I know this was live...but that is irrelevant. In my residency T the old MCP(Medical College of PA) now Drexel/Hahnemann we had Grand Rounds every week. Part of that was the chief resident of the month(we had 12 residents per year so we had each take a month at chief) would present a case just as these. An intern would be chosen at random to basically do what Stu and Billy are doing....as the intern faltered guys like Jim Roberts, Bob McNamara, and Dave wagner would chime in with their wisdom. Well the mantra of my residency was "Vital signs are vital" . I believe it was one of the best lessons they taught me. I teach my residents NP's and nurses as well as medics....you don't have to know everything....no one is going to sue you if you miss a rare variant of GBS...or an odd presentation of Botulism. But you damn well may get sued if you fail to emergently treat a hypoxic or hypotensive or crashing patient with good basic EM principles....I tell them start with the vitals....if they are all normal and the patient looks well, the chance you are missing something legit is minimal. If you have an abnormal vital sign....and there are 5...including the pulse ox...if they are abnormal, and you can not prove it is benign....like a PO of 88% on RA in a well appearing advanced COPD pt....then you WILL be held accountable to address and begin to remedy that vital sign.In our case presentations every week for my 3 years, if a resident jumped into lung exam or diff dx or US or even hx without knowing a FULL set of vitals they would get slammed by the attendings. This is an important lesson even for seasoned ER docs...esp if you are like me and see pts often before the nurses have triaged them...sometimes that pulse is unexpectedly 120...or BP 90 syst, or temp 101, or RR 24....or PO 82%.... In my 20 years of career I have seen a very seasoned ER doc get sued successfully for missing one of these abnormal vitals....someone who will remain nameless but has lectured countless times and is considered one of the top EM docs in the biz. It can happen to the best of us. So my shock here is that both Billy and Stu would have FAILED utterly if they were the intern getting pimped on one of these cases. No one asked the pulse ox on the first patient, but went on to lung exam and discussing imaging modalities...the woman presenting even prompted them...."what about the pulse ox?" AND STILL neither asked! Now if this had happened with one of our interns the Chief resident was instructed to make the pt hypoxic and go into resp failure(for about 10 minutes until the intern acknowledged their mistake) even if the pulse ox was normal. The point is....u HAVE TO KNOW THE VITAL SIGNS before you start looking for zebras. I was shocked when the presenter asked Billy "what do you want to know History or vitals?" and Billy responded..."well history of course!" I beg to differ....I want to know the vital signs first. That's why they are called "Vital".
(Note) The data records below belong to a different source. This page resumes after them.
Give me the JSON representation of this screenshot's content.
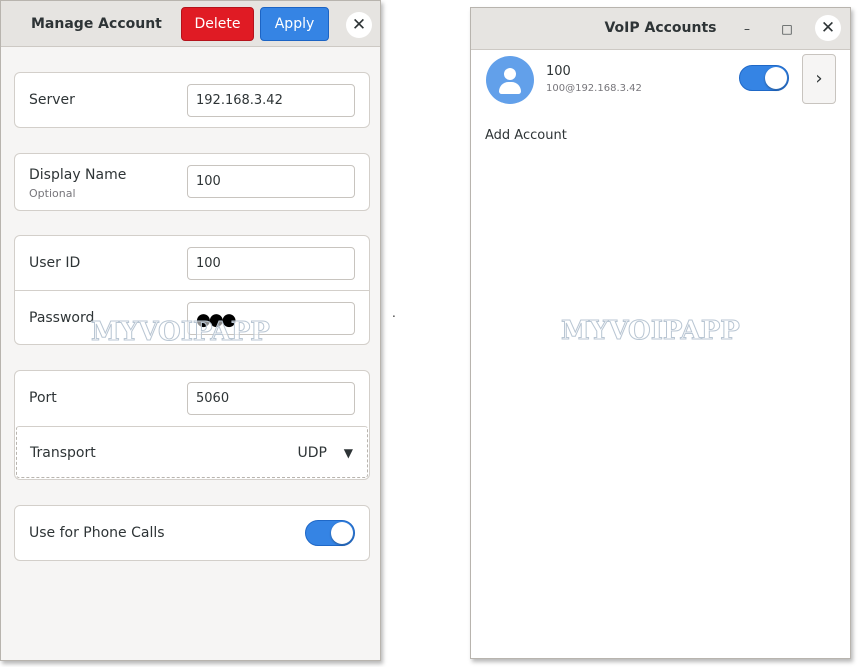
{
  "manage_account": {
    "title": "Manage Account",
    "delete_label": "Delete",
    "apply_label": "Apply",
    "close_glyph": "✕",
    "server": {
      "label": "Server",
      "value": "192.168.3.42"
    },
    "display_name": {
      "label": "Display Name",
      "sublabel": "Optional",
      "value": "100"
    },
    "user_id": {
      "label": "User ID",
      "value": "100"
    },
    "password": {
      "label": "Password",
      "dots": "●●●"
    },
    "port": {
      "label": "Port",
      "value": "5060"
    },
    "transport": {
      "label": "Transport",
      "value": "UDP",
      "arrow": "▼"
    },
    "phone_calls": {
      "label": "Use for Phone Calls",
      "enabled": true
    },
    "watermark": "MYVOIPAPP"
  },
  "separator": ".",
  "voip_accounts": {
    "title": "VoIP Accounts",
    "minimize_glyph": "–",
    "maximize_glyph": "□",
    "close_glyph": "✕",
    "accounts": [
      {
        "name": "100",
        "address": "100@192.168.3.42",
        "enabled": true,
        "detail_glyph": "›"
      }
    ],
    "add_account_label": "Add Account",
    "watermark": "MYVOIPAPP"
  },
  "colors": {
    "accent": "#3584e4",
    "destructive": "#e01b24",
    "avatar": "#62a0ea"
  },
  "icons": [
    "close-icon",
    "minimize-icon",
    "maximize-icon",
    "chevron-right-icon",
    "dropdown-arrow-icon",
    "user-avatar-icon"
  ]
}
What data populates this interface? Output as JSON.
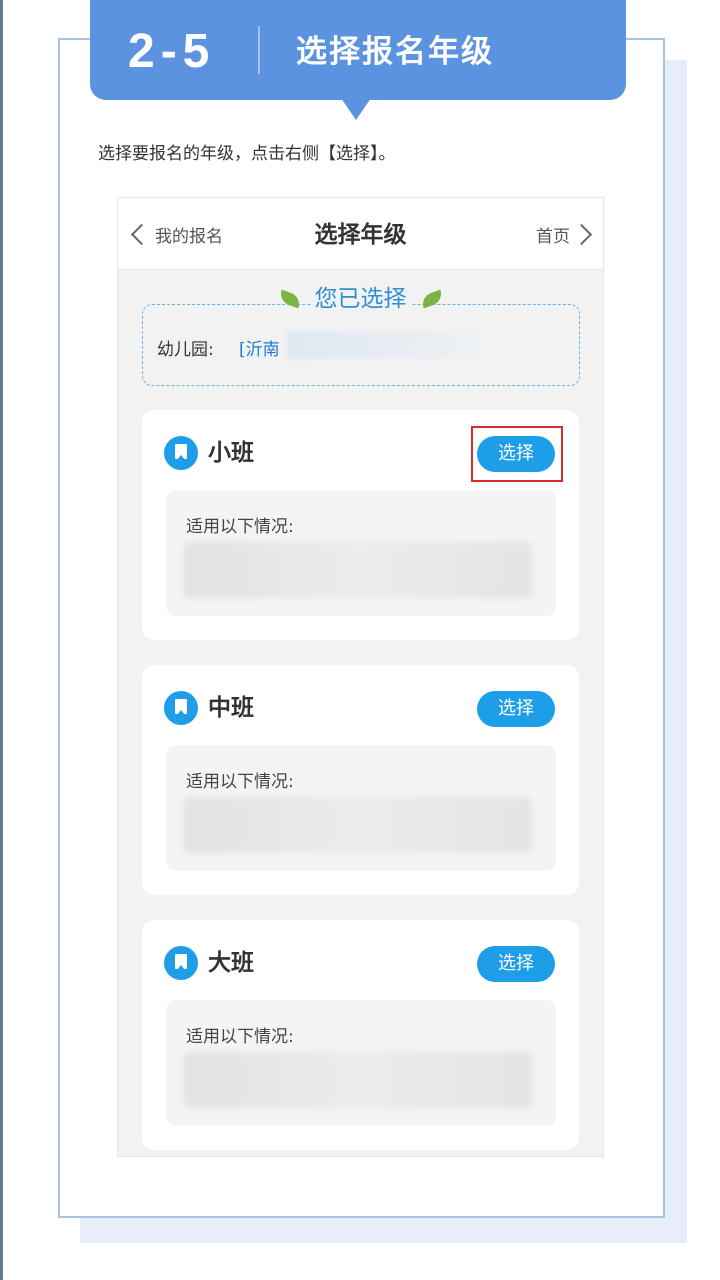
{
  "banner": {
    "step": "2-5",
    "title": "选择报名年级"
  },
  "instruction": "选择要报名的年级，点击右侧【选择】。",
  "phone": {
    "nav": {
      "back_label": "我的报名",
      "title": "选择年级",
      "home_label": "首页"
    },
    "selected": {
      "title": "您已选择",
      "label": "幼儿园:",
      "value": "[沂南"
    },
    "grades": [
      {
        "name": "小班",
        "button": "选择",
        "condition_label": "适用以下情况:"
      },
      {
        "name": "中班",
        "button": "选择",
        "condition_label": "适用以下情况:"
      },
      {
        "name": "大班",
        "button": "选择",
        "condition_label": "适用以下情况:"
      }
    ]
  },
  "colors": {
    "banner": "#5b93e0",
    "accent": "#1e9ee8",
    "highlight": "#d62d2d"
  }
}
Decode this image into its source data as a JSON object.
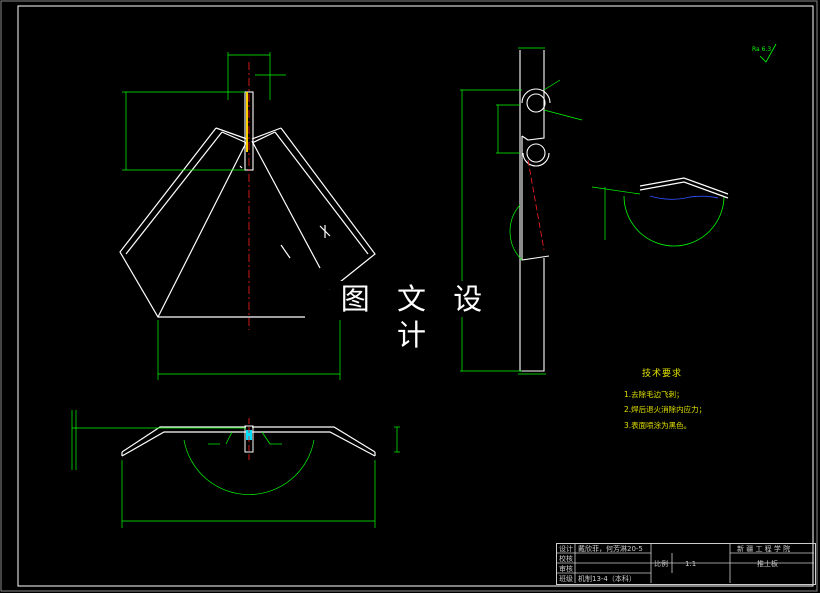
{
  "watermark": "图 文 设 计",
  "tech_requirements": {
    "title": "技术要求",
    "notes": [
      "1.去除毛边飞刺；",
      "2.焊后退火消除内应力；",
      "3.表面喷涂为黑色。"
    ]
  },
  "title_block": {
    "rows": [
      "设计",
      "校核",
      "审核",
      "班级"
    ],
    "designer": "戴欣菲，何芳淋20-5",
    "class_text": "机制13-4（本科）",
    "scale_label": "比例",
    "scale_value": "1:1",
    "school": "新 疆 工 程 学 院",
    "part_name": "推土板"
  },
  "roughness": "Ra 6.3",
  "colors": {
    "outline": "#ffffff",
    "dimension": "#00ff00",
    "center_line": "#ff2020",
    "weld": "#00ffff",
    "note": "#e0e000"
  }
}
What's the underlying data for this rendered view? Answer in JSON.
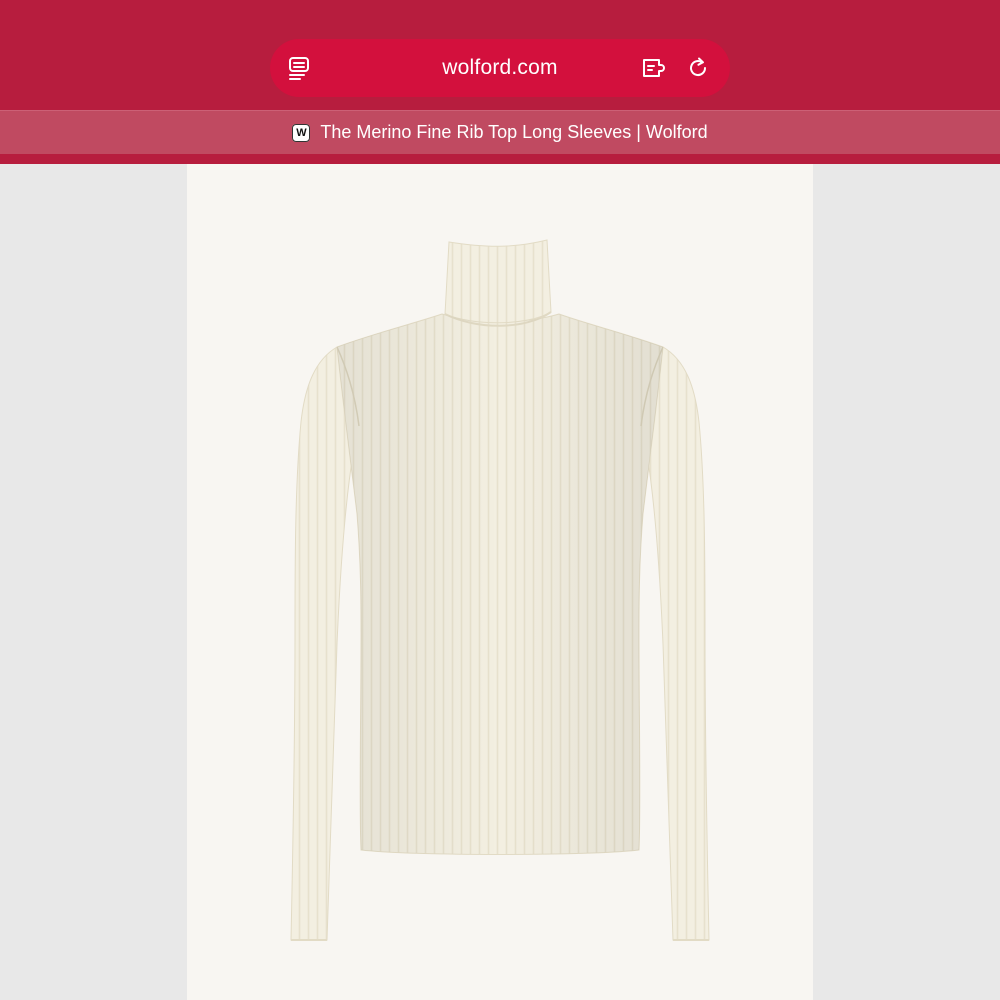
{
  "browser": {
    "url": "wolford.com",
    "tab": {
      "favicon_letter": "W",
      "title": "The Merino Fine Rib Top Long Sleeves | Wolford"
    },
    "icons": {
      "reader": "reader-mode-icon",
      "extensions": "extensions-icon",
      "reload": "reload-icon"
    },
    "colors": {
      "chrome": "#b71d3e",
      "address_bar": "#d3103d",
      "tab_strip": "#c04a61"
    }
  },
  "product": {
    "image": "cream-ribbed-turtleneck-long-sleeve-top",
    "garment_color": "#f3efe1"
  }
}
Sean you are right of course...this was not meant to be exactly how you would run a "real" case or do an oral exam. We will make that a little clearer next time...but I TOTALLY agree...vitals are vital. All life and death starts there!
Joe Lex always told me that you and I thought alike....maybe it was my Russian accent when calling consults, or my Aussie one....who knows...I would like to think it clinical skills....but it was probably the silliness. Anyway...thanks for re igniting my desire to practice EM. What you do matters Mel.
What you do matters.